* [What you are asked to do]: Please find every line below that includes "icon" and report how many there are. Nothing else is needed.

* [Data shown]:

+++

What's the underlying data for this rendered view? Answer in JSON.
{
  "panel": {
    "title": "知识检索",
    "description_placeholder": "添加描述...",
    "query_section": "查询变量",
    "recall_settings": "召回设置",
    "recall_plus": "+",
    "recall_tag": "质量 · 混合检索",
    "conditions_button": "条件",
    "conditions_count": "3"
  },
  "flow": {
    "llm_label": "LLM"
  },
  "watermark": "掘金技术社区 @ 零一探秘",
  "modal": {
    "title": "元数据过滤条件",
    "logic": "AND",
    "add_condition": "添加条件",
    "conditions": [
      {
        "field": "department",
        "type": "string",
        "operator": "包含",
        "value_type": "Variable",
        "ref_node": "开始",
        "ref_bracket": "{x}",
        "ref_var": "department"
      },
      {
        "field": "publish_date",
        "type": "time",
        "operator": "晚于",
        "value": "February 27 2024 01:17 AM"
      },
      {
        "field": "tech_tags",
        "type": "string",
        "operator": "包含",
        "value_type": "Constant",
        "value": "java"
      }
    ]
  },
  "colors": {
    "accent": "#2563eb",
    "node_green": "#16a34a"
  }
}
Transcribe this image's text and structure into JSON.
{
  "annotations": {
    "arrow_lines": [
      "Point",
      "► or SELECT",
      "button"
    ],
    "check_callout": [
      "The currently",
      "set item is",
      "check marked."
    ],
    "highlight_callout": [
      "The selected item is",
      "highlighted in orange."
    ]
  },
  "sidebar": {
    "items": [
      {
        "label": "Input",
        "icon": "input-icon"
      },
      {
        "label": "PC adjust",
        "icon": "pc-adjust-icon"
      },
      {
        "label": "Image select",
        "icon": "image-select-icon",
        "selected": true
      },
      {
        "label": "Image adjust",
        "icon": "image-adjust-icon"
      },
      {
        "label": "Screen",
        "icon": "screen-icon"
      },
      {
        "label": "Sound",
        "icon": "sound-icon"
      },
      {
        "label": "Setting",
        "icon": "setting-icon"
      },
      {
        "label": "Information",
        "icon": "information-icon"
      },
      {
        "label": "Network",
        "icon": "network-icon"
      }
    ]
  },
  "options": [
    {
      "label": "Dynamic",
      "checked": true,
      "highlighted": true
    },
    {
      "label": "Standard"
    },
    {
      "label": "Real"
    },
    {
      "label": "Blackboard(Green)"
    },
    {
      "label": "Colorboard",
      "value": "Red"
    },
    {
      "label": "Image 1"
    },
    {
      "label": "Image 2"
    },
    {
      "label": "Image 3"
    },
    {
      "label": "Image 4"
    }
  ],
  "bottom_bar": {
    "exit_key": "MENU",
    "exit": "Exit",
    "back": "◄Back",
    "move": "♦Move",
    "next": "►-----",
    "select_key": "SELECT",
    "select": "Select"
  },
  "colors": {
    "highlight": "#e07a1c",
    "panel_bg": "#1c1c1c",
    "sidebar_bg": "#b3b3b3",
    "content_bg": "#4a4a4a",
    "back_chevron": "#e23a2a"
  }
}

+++

* [Written reply]: 9